# Task item
State how many lines of the entries below hold the word "Transferts"; reply with nothing but the number.

***

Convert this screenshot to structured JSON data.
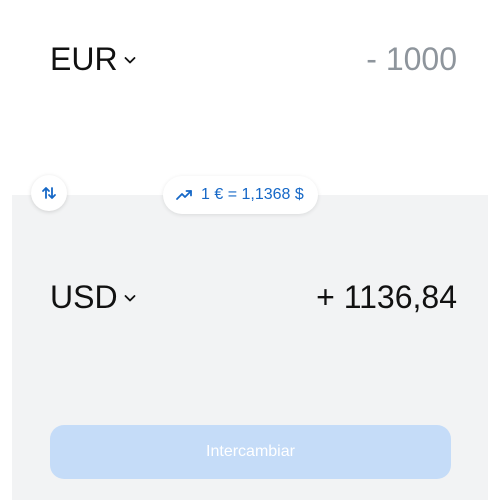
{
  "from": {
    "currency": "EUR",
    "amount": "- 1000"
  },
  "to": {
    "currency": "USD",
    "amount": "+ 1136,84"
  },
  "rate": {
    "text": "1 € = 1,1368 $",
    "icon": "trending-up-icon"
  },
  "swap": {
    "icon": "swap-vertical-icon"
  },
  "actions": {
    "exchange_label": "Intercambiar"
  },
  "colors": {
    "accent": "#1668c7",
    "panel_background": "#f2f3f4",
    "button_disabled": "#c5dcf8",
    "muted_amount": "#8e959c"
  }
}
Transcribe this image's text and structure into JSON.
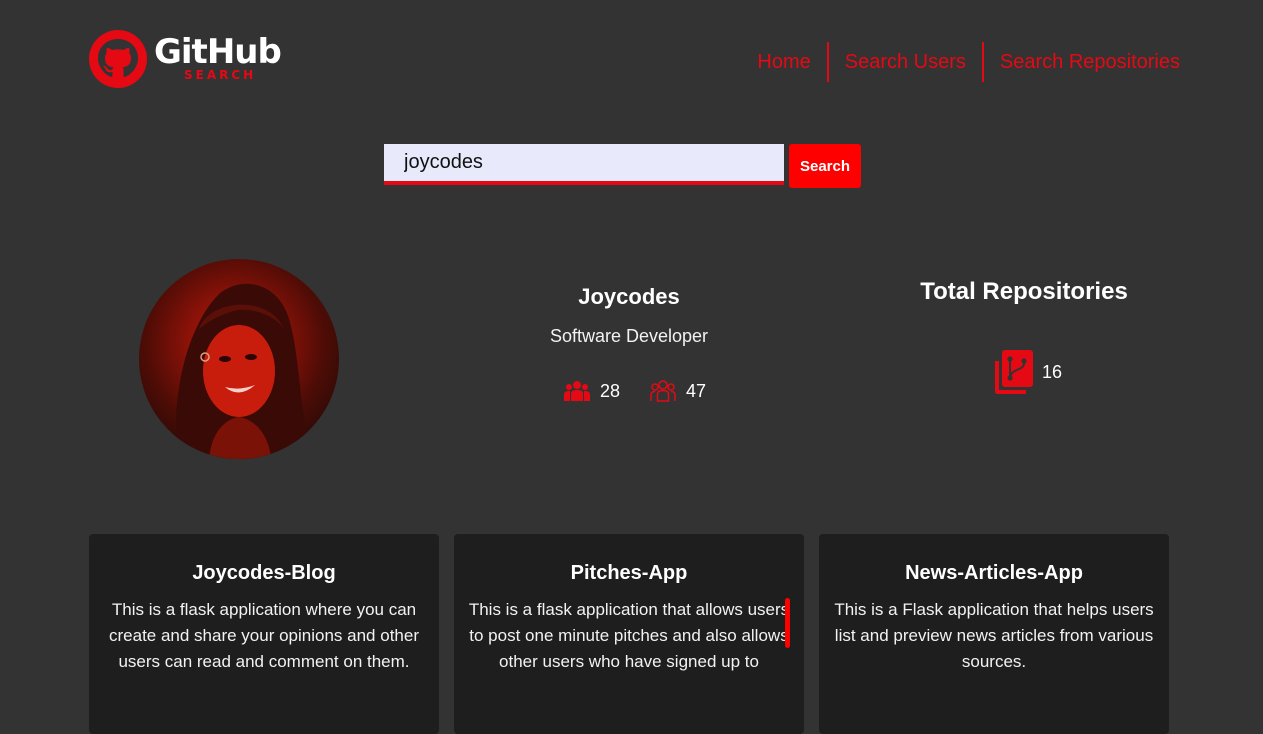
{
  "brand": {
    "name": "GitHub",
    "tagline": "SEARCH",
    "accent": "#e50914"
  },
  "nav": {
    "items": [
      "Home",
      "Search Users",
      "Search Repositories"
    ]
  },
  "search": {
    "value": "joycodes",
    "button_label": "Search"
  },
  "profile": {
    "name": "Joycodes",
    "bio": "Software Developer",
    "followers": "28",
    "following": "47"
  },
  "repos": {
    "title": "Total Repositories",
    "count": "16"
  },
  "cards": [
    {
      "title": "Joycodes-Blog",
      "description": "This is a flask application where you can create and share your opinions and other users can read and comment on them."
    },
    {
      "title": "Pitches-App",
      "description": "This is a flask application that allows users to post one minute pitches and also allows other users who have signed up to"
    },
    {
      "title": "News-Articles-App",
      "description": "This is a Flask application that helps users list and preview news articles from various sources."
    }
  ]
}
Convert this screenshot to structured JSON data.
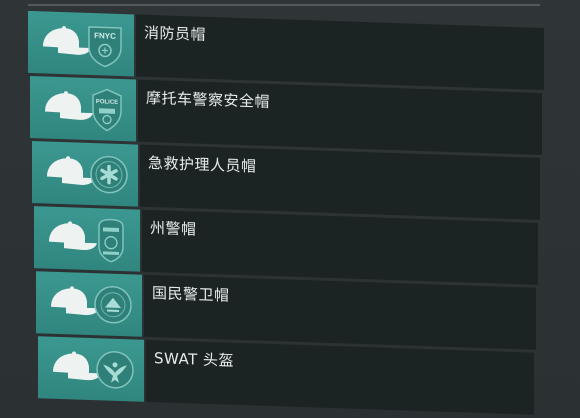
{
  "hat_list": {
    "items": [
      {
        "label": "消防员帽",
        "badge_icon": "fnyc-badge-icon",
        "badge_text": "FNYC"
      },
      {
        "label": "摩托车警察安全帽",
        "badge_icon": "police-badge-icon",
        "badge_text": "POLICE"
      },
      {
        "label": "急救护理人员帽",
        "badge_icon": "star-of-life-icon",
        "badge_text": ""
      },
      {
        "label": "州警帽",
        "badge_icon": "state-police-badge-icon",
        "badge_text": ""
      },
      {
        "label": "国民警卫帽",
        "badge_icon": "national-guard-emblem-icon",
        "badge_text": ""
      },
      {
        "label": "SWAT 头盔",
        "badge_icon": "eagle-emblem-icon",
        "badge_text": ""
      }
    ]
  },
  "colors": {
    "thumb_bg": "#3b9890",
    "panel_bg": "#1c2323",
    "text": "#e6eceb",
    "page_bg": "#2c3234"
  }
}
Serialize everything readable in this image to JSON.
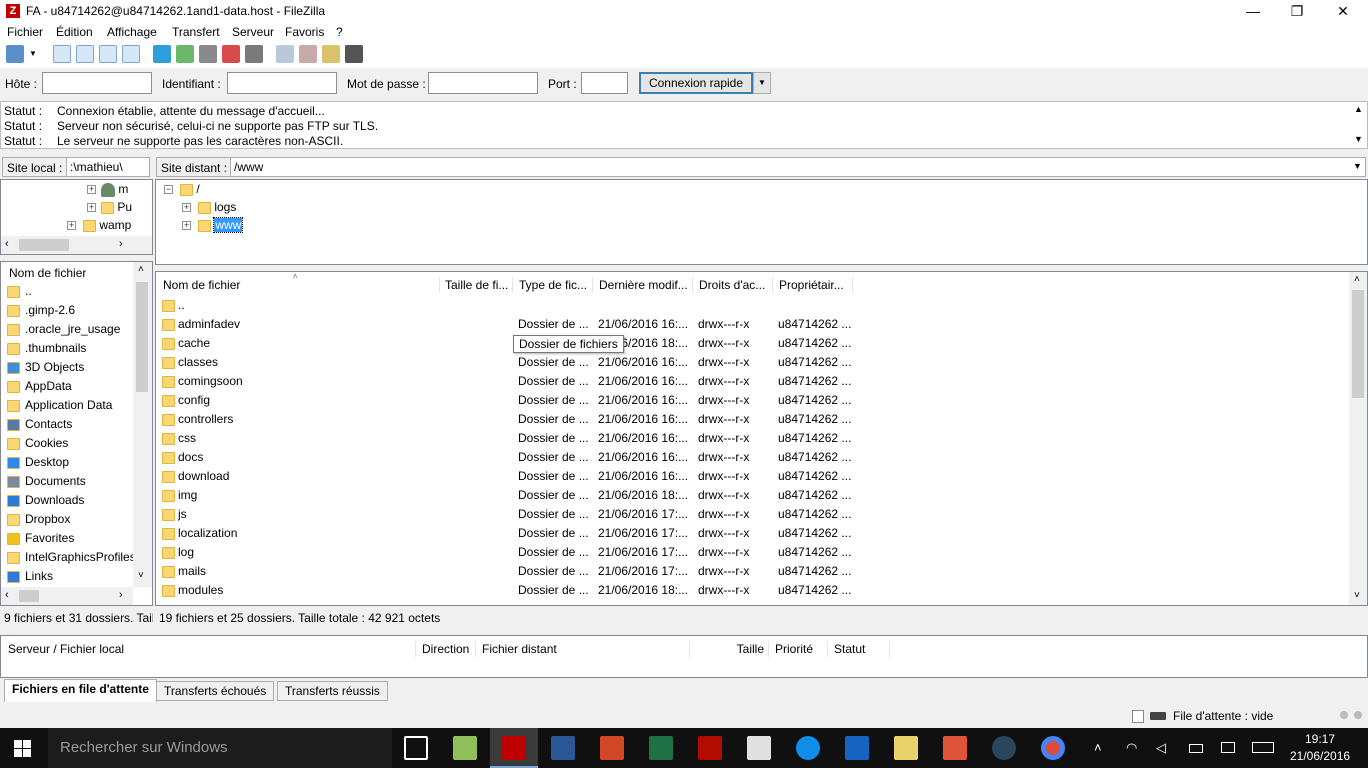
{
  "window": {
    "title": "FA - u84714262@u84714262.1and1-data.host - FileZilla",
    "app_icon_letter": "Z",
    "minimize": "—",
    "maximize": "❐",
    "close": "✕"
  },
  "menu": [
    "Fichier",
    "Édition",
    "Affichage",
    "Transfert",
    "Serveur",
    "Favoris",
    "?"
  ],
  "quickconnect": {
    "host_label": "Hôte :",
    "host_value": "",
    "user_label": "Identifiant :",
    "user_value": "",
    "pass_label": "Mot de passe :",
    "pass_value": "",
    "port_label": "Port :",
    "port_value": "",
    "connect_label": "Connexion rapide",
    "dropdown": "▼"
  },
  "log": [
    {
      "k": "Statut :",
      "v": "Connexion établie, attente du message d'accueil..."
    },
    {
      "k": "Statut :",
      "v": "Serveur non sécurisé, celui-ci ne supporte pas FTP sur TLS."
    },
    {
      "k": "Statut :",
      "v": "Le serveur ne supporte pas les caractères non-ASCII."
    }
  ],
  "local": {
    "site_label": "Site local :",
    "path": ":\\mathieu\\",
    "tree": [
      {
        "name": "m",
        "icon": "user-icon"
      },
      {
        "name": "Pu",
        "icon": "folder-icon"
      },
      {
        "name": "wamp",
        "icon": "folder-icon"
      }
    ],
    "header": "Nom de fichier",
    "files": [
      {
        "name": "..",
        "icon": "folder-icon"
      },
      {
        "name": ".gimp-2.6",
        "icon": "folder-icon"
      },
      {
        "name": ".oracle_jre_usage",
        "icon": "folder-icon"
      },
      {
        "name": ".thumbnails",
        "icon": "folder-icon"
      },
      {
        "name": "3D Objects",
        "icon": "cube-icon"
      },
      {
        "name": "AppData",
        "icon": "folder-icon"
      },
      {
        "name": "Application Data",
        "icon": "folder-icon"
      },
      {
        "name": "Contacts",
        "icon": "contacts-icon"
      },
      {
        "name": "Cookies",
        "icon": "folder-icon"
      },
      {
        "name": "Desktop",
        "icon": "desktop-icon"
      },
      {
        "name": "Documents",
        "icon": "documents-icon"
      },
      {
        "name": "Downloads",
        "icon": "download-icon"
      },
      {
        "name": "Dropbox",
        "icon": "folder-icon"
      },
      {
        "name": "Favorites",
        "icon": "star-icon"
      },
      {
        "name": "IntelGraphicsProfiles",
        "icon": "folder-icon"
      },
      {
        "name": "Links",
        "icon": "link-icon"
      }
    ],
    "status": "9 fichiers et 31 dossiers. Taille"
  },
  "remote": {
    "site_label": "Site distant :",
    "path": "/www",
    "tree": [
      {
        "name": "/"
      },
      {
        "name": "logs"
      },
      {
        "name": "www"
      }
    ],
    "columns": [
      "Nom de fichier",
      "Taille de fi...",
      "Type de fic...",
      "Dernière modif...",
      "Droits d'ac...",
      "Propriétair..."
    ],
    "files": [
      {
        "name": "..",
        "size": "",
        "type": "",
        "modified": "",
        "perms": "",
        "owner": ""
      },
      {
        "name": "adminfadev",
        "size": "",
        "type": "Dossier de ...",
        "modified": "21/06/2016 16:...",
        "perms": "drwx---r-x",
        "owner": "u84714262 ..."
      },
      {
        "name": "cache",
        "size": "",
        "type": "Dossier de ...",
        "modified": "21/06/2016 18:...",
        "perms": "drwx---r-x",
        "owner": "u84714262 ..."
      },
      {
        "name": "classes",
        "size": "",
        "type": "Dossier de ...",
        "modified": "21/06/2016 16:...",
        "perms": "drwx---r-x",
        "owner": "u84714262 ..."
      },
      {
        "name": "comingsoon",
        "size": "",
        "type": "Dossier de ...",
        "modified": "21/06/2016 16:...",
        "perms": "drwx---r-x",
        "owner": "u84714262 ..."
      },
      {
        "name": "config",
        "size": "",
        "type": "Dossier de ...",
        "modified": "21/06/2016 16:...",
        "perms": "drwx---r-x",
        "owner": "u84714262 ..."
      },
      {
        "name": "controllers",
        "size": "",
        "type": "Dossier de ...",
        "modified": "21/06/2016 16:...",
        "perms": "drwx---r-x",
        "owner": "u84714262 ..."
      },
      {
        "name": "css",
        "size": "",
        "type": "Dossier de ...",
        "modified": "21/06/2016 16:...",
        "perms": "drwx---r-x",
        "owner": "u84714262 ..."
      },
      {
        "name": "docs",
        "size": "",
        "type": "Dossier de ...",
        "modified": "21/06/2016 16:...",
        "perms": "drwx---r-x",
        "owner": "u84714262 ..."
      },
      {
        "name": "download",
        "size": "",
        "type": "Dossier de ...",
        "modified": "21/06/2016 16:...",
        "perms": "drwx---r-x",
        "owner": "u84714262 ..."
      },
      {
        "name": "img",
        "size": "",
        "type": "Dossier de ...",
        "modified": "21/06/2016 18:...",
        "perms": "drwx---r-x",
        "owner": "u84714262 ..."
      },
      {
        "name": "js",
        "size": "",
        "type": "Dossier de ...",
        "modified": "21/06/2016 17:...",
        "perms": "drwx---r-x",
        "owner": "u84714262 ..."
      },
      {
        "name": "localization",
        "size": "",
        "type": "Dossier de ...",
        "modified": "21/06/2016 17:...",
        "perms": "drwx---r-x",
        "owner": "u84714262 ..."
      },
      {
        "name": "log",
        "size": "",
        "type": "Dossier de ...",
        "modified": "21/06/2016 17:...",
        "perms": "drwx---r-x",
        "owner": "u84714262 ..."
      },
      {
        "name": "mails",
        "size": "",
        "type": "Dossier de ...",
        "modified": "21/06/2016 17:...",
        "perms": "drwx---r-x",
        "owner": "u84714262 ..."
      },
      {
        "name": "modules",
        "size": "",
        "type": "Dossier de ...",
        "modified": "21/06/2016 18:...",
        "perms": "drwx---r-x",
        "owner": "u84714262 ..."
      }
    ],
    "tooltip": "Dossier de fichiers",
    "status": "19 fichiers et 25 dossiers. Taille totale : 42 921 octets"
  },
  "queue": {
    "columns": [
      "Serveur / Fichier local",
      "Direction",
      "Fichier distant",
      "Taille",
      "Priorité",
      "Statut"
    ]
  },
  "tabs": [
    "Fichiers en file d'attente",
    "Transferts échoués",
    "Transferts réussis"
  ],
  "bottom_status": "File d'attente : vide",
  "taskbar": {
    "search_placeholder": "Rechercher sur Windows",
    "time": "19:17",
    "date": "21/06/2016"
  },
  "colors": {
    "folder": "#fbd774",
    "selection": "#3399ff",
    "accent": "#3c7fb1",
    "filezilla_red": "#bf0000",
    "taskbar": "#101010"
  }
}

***

# Answer below
2